Throughout our articles celebrating the 20th anniversary of the Pine River-Backus Family Center, I've told the story of the organization's birth as a small, concerned citizen group focused on teen violence. At that phase, most small focus groups evolve to people losing interest, which results in drying up of funding and the group disbanding. Instead, we're celebrating our growth to providing numerous programs to strengthen families and build a stronger community. And that isn't accidental or based on the luck of the Irish.
The Pine River Area Food Shelf (PRAFS) has been a part of our community for 34 years. It grew from a shelf underneath the stairs at First Lutheran Church to a storefront location within the Pine River-Backus Family Center on Barclay Avenue. Last month alone, the food shelf had 184 families visit with 17 of them being first-time visitors. With a struggling economy and the lack of gainful employment, the number of clients is growing, many of them seniors and children.
Through this newspaper, we want to introduce you to various members of the Pine River-Backus Family Center's team of workers and the variety of our programming. You know where the building is on Barclay Avenue, but do you know what goes on in there? Karen Bresnahan is the "face" of the Pine River-Backus Family Center. She is the first person to welcome you to the family center. She is the friendly voice on the phone line. Bresnahan is the "Cat with many hats" here.
In the 20 years that the Pine River-Backus Family Center has been open, it has become the hub of community activity. The services and programs offered are tailored to meet our ever-changing social environment and the unique challenges identified in the Pine River and Backus communities. The evolving vision of the Pine River-Backus Family Center is that all families have what they need to reach their full potential and contribute to their community.
Mark 25: 37-40 "... Lord, when did we ever see you hungry and feed you? ... And the King will tell them, 'I assure you, when you did this for the least of these my brothers and sisters, you were doing it to me!'" It feels like Thanksgiving Day here at the Pine River Area Food Shelf. We are so thankful for the generous donations and compassionate support shown us during the March food shelf drive. It is impossible to adequately express the depth of our gratefulness that you do care about our mission to feed the hungry in our communities.

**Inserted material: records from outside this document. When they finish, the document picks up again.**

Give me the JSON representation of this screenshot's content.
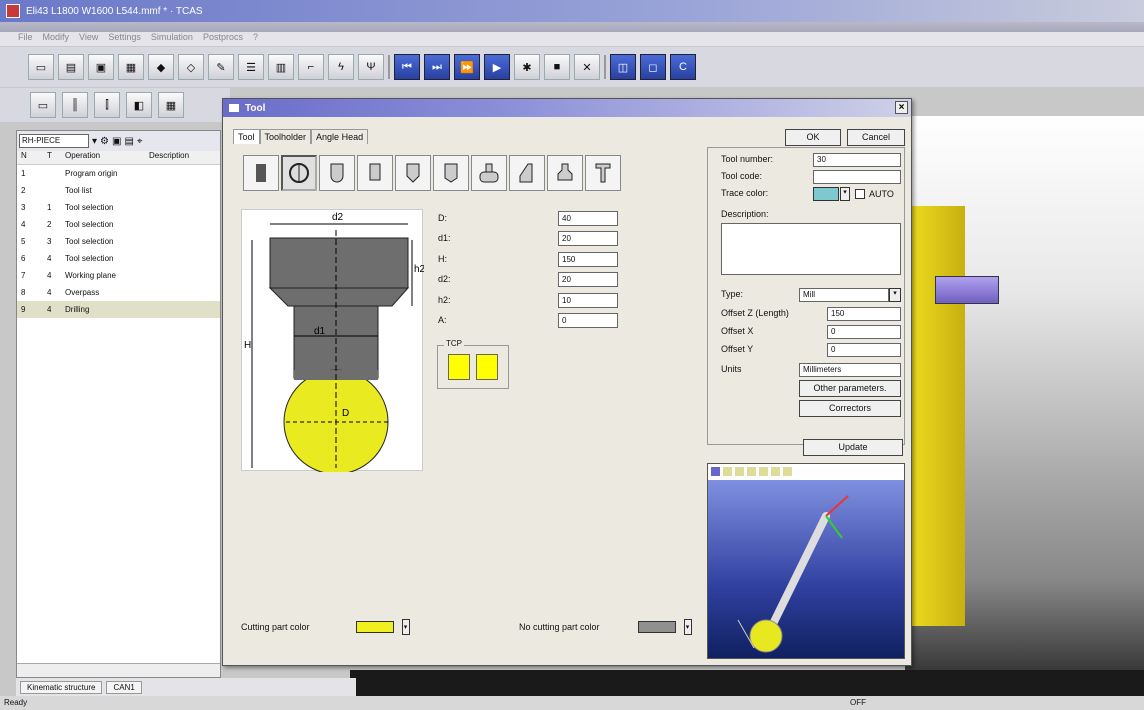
{
  "app": {
    "title": "Eli43 L1800 W1600 L544.mmf * · TCAS"
  },
  "menu": [
    "File",
    "Modify",
    "View",
    "Settings",
    "Simulation",
    "Postprocs",
    "?"
  ],
  "left_panel": {
    "workpiece_select": "RH-PIECE",
    "columns": [
      "N",
      "T",
      "Operation",
      "Description"
    ],
    "rows": [
      {
        "n": "1",
        "t": "",
        "op": "Program origin"
      },
      {
        "n": "2",
        "t": "",
        "op": "Tool list"
      },
      {
        "n": "3",
        "t": "1",
        "op": "Tool selection"
      },
      {
        "n": "4",
        "t": "2",
        "op": "Tool selection"
      },
      {
        "n": "5",
        "t": "3",
        "op": "Tool selection"
      },
      {
        "n": "6",
        "t": "4",
        "op": "Tool selection"
      },
      {
        "n": "7",
        "t": "4",
        "op": "Working plane"
      },
      {
        "n": "8",
        "t": "4",
        "op": "Overpass"
      },
      {
        "n": "9",
        "t": "4",
        "op": "Drilling"
      }
    ]
  },
  "bottom_tabs": [
    "Kinematic structure",
    "CAN1"
  ],
  "status": {
    "left": "Ready",
    "right": "OFF"
  },
  "dialog": {
    "title": "Tool",
    "tabs": [
      "Tool",
      "Toolholder",
      "Angle Head"
    ],
    "ok": "OK",
    "cancel": "Cancel",
    "drawing_labels": {
      "d2": "d2",
      "h2": "h2",
      "H": "H",
      "d1": "d1",
      "D": "D"
    },
    "params": [
      {
        "label": "D:",
        "value": "40"
      },
      {
        "label": "d1:",
        "value": "20"
      },
      {
        "label": "H:",
        "value": "150"
      },
      {
        "label": "d2:",
        "value": "20"
      },
      {
        "label": "h2:",
        "value": "10"
      },
      {
        "label": "A:",
        "value": "0"
      }
    ],
    "tcp_label": "TCP",
    "cutting_color_label": "Cutting part color",
    "no_cutting_color_label": "No cutting part color",
    "cutting_color": "#f0f020",
    "no_cutting_color": "#909090",
    "right": {
      "tool_number_label": "Tool number:",
      "tool_number": "30",
      "tool_code_label": "Tool code:",
      "tool_code": "",
      "trace_color_label": "Trace color:",
      "auto_label": "AUTO",
      "description_label": "Description:",
      "type_label": "Type:",
      "type_value": "Mill",
      "offset_z_label": "Offset Z (Length)",
      "offset_z": "150",
      "offset_x_label": "Offset X",
      "offset_x": "0",
      "offset_y_label": "Offset Y",
      "offset_y": "0",
      "units_label": "Units",
      "units_value": "Millimeters",
      "other_params": "Other parameters.",
      "correctors": "Correctors",
      "update": "Update"
    }
  }
}
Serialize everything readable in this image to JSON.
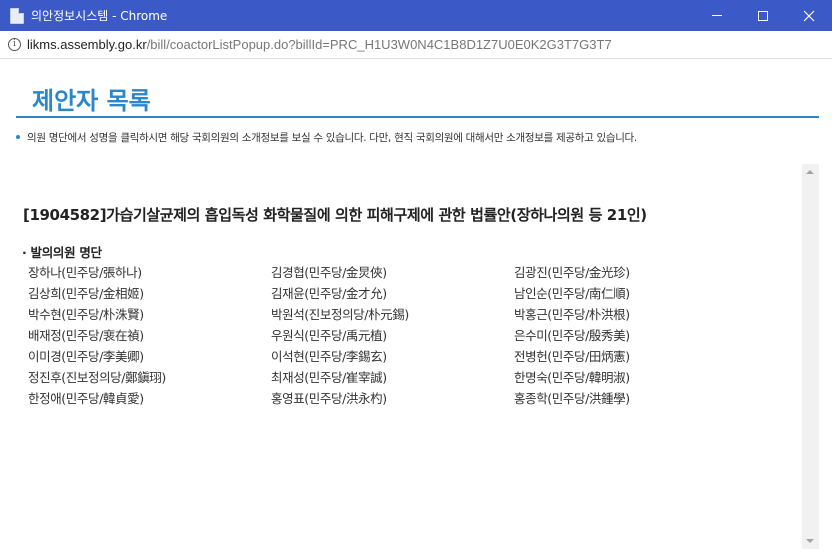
{
  "window": {
    "title": "의안정보시스템 - Chrome",
    "icon": "document-icon"
  },
  "address": {
    "host": "likms.assembly.go.kr",
    "path": "/bill/coactorListPopup.do?billId=PRC_H1U3W0N4C1B8D1Z7U0E0K2G3T7G3T7"
  },
  "page": {
    "title": "제안자 목록",
    "notice": "의원 명단에서 성명을 클릭하시면 해당 국회의원의 소개정보를 보실 수 있습니다. 다만, 현직 국회의원에 대해서만 소개정보를 제공하고 있습니다.",
    "bill_title": "[1904582]가습기살균제의 흡입독성 화학물질에 의한 피해구제에 관한 법률안(장하나의원 등 21인)",
    "section_heading": "· 발의의원 명단",
    "proposers": [
      [
        "장하나(민주당/張하나)",
        "김경협(민주당/金炅俠)",
        "김광진(민주당/金光珍)"
      ],
      [
        "김상희(민주당/金相姬)",
        "김재윤(민주당/金才允)",
        "남인순(민주당/南仁順)"
      ],
      [
        "박수현(민주당/朴洙賢)",
        "박원석(진보정의당/朴元錫)",
        "박홍근(민주당/朴洪根)"
      ],
      [
        "배재정(민주당/裵在禎)",
        "우원식(민주당/禹元植)",
        "은수미(민주당/殷秀美)"
      ],
      [
        "이미경(민주당/李美卿)",
        "이석현(민주당/李錫玄)",
        "전병헌(민주당/田炳憲)"
      ],
      [
        "정진후(진보정의당/鄭鎭珝)",
        "최재성(민주당/崔宰誠)",
        "한명숙(민주당/韓明淑)"
      ],
      [
        "한정애(민주당/韓貞愛)",
        "홍영표(민주당/洪永杓)",
        "홍종학(민주당/洪鍾學)"
      ]
    ]
  },
  "colors": {
    "titlebar": "#3b5ac7",
    "accent": "#2b87c8"
  }
}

When the clock falls back, our snowbird volunteers fly south. These volunteers play a vital role in our ability to serve our community at the Pine River Area Food Shelf. They greet people, enter data in the computer, escort shoppers, stock shelves, weigh items and unload the truck once a month. As an agency, the Pine River Area (PRA) Food Shelf depends heavily on volunteers to fulfill our mission to feed the hungry. But who can fill their roles? The PRA Food Shelf has been blessed with the compassionate care these volunteers demonstrate.